At the same time, school politics and city politics have merged, as they have in other big cities. Mr. Riordan, whose tenure as mayor ends this spring, emerged as an education mayor who has announced his intent to work with the school district on technology issues after he leaves office. (This would make Los Angeles the only city whose schools have both a mayor and a governor on staff, with former Gov. Roy Romer of Colorado now the superintendent.) All of the contenders in last week’s mayoral election scrambled to create educational platforms, even though the city and school district are fiscally and operationally independent, and education is largely a “bully pulpit” issue for the mayor. Still, education is no longer a topic that a mayoral candidate can ignore.
LAAMP was also part of changing the criteria of education reform. As an educational reform program, LAAMP represents at least a start to explicitly connecting educational reforms to outcomes, to measurable student results. As such, LAAMP is helping break a long tradition of measuring educational reforms according to process criteria.
The Annenberg project has changed the questions being asked of reform efforts. The typical questions used to be: Was the reform plan implemented faithfully? How many children did the reform effort serve? Now, in part because of LAAMP, the questions being asked are: What are the results for students? What was actually implemented? What is the connection between program and results? These are vastly different questions. By emphasizing the importance of outcomes, the Los Angeles Annenberg project is helping emphasize the centrality of classroom, school, and district data in designing and monitoring success. If done thoughtfully, such monitoring will also help the schools and public recognize the limitations and inequalities built into the existing testing system. Our interviews with project participants and with school reformers in Los Angeles suggest that focusing on student achievement will continue.
Thus, whatever the Los Angeles Annenberg Metropolitan Project’s program effect, it has had a substantial impact on the city by building a civic infrastructure around reform, creating a new political culture, and putting a focus on results. The Annenberg gift will keep on giving because it has created social capital that will attend to school reform long after LAAMP closes its doors. In one sense, philanthropists can’t save schools by buying reform, but they can set the conditions that allow others to settle in for the long fight. This appears to have happened in Los Angeles. And for this, the people of Los Angeles are in the ambassador’s debt.
Charles Taylor Kerchner is the Hollis P. Allen professor of education at Claremont Graduate University in Claremont, Calif. He is currently developing an institute for the redesign of urban schools. The analysis of the Los Angeles Annenberg Metropolitan Project’s board and staff activities is available online at www.laamp.org.

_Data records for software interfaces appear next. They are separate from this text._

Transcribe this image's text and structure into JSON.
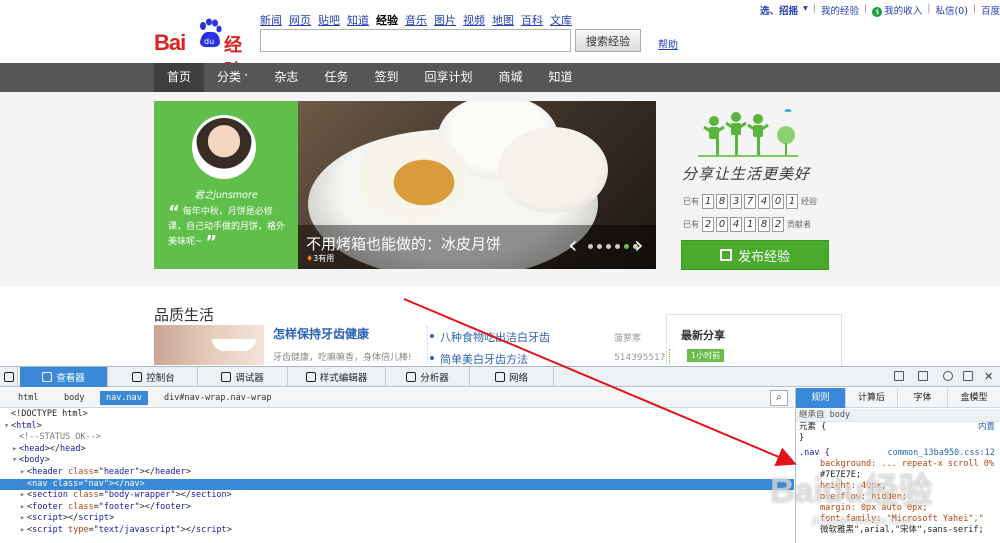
{
  "header": {
    "logo_text": "Bai",
    "logo_badge": "du",
    "logo_product": "经验",
    "nav_links": [
      "新闻",
      "网页",
      "贴吧",
      "知道",
      "经验",
      "音乐",
      "图片",
      "视频",
      "地图",
      "百科",
      "文库"
    ],
    "active_nav": "经验",
    "search_placeholder": "",
    "search_button": "搜索经验",
    "help_link": "帮助",
    "user": {
      "username": "选、招摇",
      "my_experience": "我的经验",
      "my_income": "我的收入",
      "messages": "私信(0)",
      "home": "百度首页",
      "coin_icon": "coin-icon"
    }
  },
  "main_nav": {
    "items": [
      "首页",
      "分类",
      "杂志",
      "任务",
      "签到",
      "回享计划",
      "商城",
      "知道"
    ],
    "active": "首页",
    "dropdown_item": "分类"
  },
  "banner": {
    "author_name": "君之junsmore",
    "quote": "每年中秋，月饼是必修课，自己动手做的月饼，格外美味呢~",
    "title": "不用烤箱也能做的：冰皮月饼",
    "usage": "3有用",
    "dots_count": 6,
    "active_dot": 5
  },
  "sidebar": {
    "slogan": "分享让生活更美好",
    "stats": [
      {
        "prefix": "已有",
        "digits": [
          "1",
          "8",
          "3",
          "7",
          "4",
          "0",
          "1"
        ],
        "suffix": "经验"
      },
      {
        "prefix": "已有",
        "digits": [
          "2",
          "0",
          "4",
          "1",
          "8",
          "2"
        ],
        "suffix": "贡献者"
      }
    ],
    "publish_button": "发布经验"
  },
  "quality": {
    "heading": "品质生活",
    "feature_title": "怎样保持牙齿健康",
    "feature_desc": "牙齿健康，吃嘛嘛香，身体倍儿棒!",
    "list": [
      {
        "title": "八种食物吃出洁白牙齿",
        "author": "菠萝寒"
      },
      {
        "title": "简单美白牙齿方法",
        "author": "514395517"
      }
    ],
    "latest_heading": "最新分享",
    "latest_ago": "1小时前"
  },
  "devtools": {
    "tabs": [
      "查看器",
      "控制台",
      "调试器",
      "样式编辑器",
      "分析器",
      "网络"
    ],
    "active_tab": "查看器",
    "breadcrumb": [
      "html",
      "body",
      "nav.nav",
      "div#nav-wrap.nav-wrap"
    ],
    "active_breadcrumb": "nav.nav",
    "markup_lines": [
      {
        "indent": 0,
        "twisty": "",
        "text": "<!DOCTYPE html>",
        "kind": "doctype"
      },
      {
        "indent": 0,
        "twisty": "▾",
        "tag": "html",
        "kind": "open"
      },
      {
        "indent": 1,
        "twisty": "",
        "text": "<!--STATUS OK-->",
        "kind": "comment"
      },
      {
        "indent": 1,
        "twisty": "▸",
        "tag": "head",
        "kind": "pair"
      },
      {
        "indent": 1,
        "twisty": "▾",
        "tag": "body",
        "kind": "open"
      },
      {
        "indent": 2,
        "twisty": "▸",
        "tag": "header",
        "attr": "class",
        "val": "header",
        "kind": "pair"
      },
      {
        "indent": 2,
        "twisty": "▸",
        "tag": "nav",
        "attr": "class",
        "val": "nav",
        "kind": "pair",
        "selected": true
      },
      {
        "indent": 2,
        "twisty": "▸",
        "tag": "section",
        "attr": "class",
        "val": "body-wrapper",
        "kind": "pair"
      },
      {
        "indent": 2,
        "twisty": "▸",
        "tag": "footer",
        "attr": "class",
        "val": "footer",
        "kind": "pair"
      },
      {
        "indent": 2,
        "twisty": "▸",
        "tag": "script",
        "kind": "pair"
      },
      {
        "indent": 2,
        "twisty": "▸",
        "tag": "script",
        "attr": "type",
        "val": "text/javascript",
        "kind": "pair"
      }
    ],
    "rules_tabs": [
      "规则",
      "计算后",
      "字体",
      "盒模型"
    ],
    "active_rules_tab": "规则",
    "inherited_from": "继承自 body",
    "element_rule": "元素 {",
    "element_rule_close": "}",
    "inline_label": "内置",
    "nav_rule": {
      "selector": ".nav {",
      "source": "common_13ba950.css:12",
      "props": [
        "background: ... repeat-x scroll 0%",
        "#7E7E7E;",
        "height: 40px;",
        "overflow: hidden;",
        "margin: 0px auto 0px;",
        "font-family: \"Microsoft Yahei\",\"",
        "微软雅黑\",arial,\"宋体\",sans-serif;"
      ]
    }
  },
  "watermark": {
    "main": "Baidu经验",
    "sub": "jingyan.baidu.com"
  },
  "colors": {
    "brand_red": "#d9251d",
    "brand_blue": "#2932e1",
    "nav_bg": "#565656",
    "green": "#5fbf4a",
    "devtools_accent": "#3a89d8",
    "arrow_red": "#e3131b"
  }
}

A version of this article appeared in the April 18, 2001 edition of Education Week as Looking the Gift Horses in the Mouth